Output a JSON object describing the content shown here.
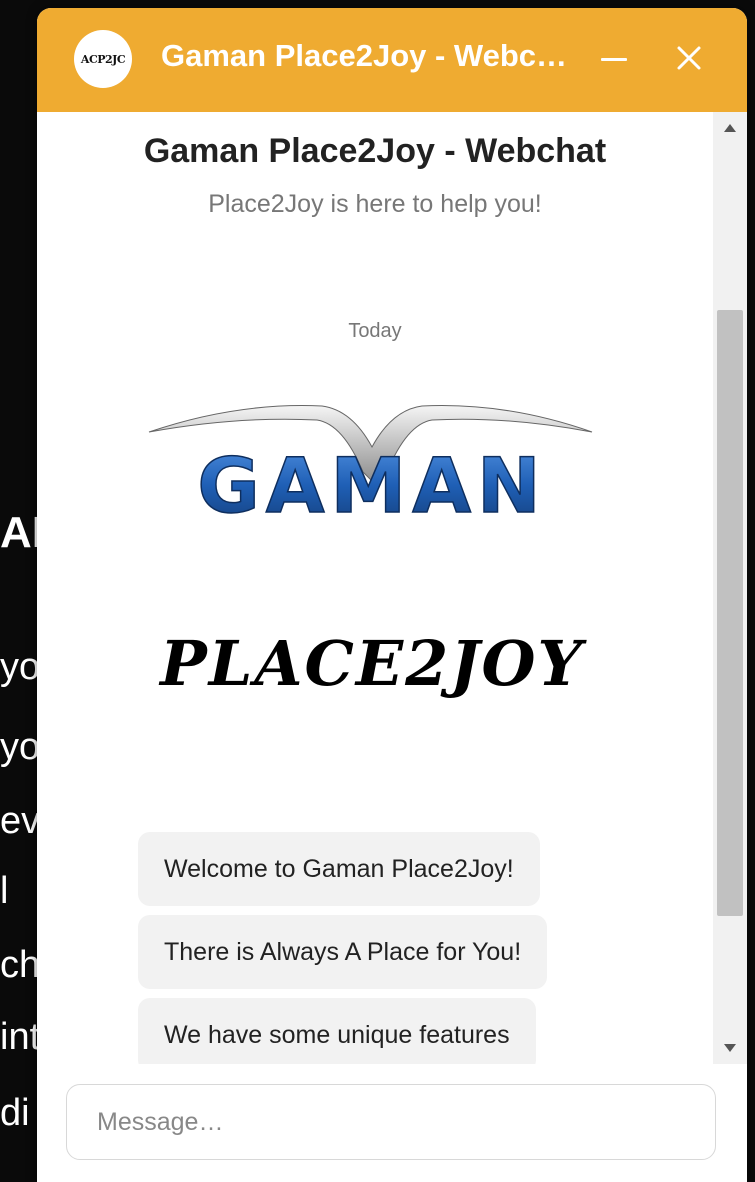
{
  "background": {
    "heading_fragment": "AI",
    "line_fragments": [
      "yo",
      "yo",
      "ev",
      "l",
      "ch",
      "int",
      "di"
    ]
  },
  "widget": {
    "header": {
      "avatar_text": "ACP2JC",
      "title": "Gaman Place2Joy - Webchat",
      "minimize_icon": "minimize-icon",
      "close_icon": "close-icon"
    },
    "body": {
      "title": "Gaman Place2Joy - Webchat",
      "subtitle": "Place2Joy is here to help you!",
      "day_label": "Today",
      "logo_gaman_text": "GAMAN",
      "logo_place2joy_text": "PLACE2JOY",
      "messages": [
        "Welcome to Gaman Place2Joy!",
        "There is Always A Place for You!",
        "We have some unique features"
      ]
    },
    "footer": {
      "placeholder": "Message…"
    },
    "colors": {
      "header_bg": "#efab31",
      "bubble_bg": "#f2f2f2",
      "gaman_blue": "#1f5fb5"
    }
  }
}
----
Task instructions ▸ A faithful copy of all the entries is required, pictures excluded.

Exercise result ▸
Output a JSON object describing the content shown here.
{
  "background": {
    "heading_fragment": "AI",
    "line_fragments": [
      "yo",
      "yo",
      "ev",
      "l",
      "ch",
      "int",
      "di"
    ]
  },
  "widget": {
    "header": {
      "avatar_text": "ACP2JC",
      "title": "Gaman Place2Joy - Webchat",
      "minimize_icon": "minimize-icon",
      "close_icon": "close-icon"
    },
    "body": {
      "title": "Gaman Place2Joy - Webchat",
      "subtitle": "Place2Joy is here to help you!",
      "day_label": "Today",
      "logo_gaman_text": "GAMAN",
      "logo_place2joy_text": "PLACE2JOY",
      "messages": [
        "Welcome to Gaman Place2Joy!",
        "There is Always A Place for You!",
        "We have some unique features"
      ]
    },
    "footer": {
      "placeholder": "Message…"
    },
    "colors": {
      "header_bg": "#efab31",
      "bubble_bg": "#f2f2f2",
      "gaman_blue": "#1f5fb5"
    }
  }
}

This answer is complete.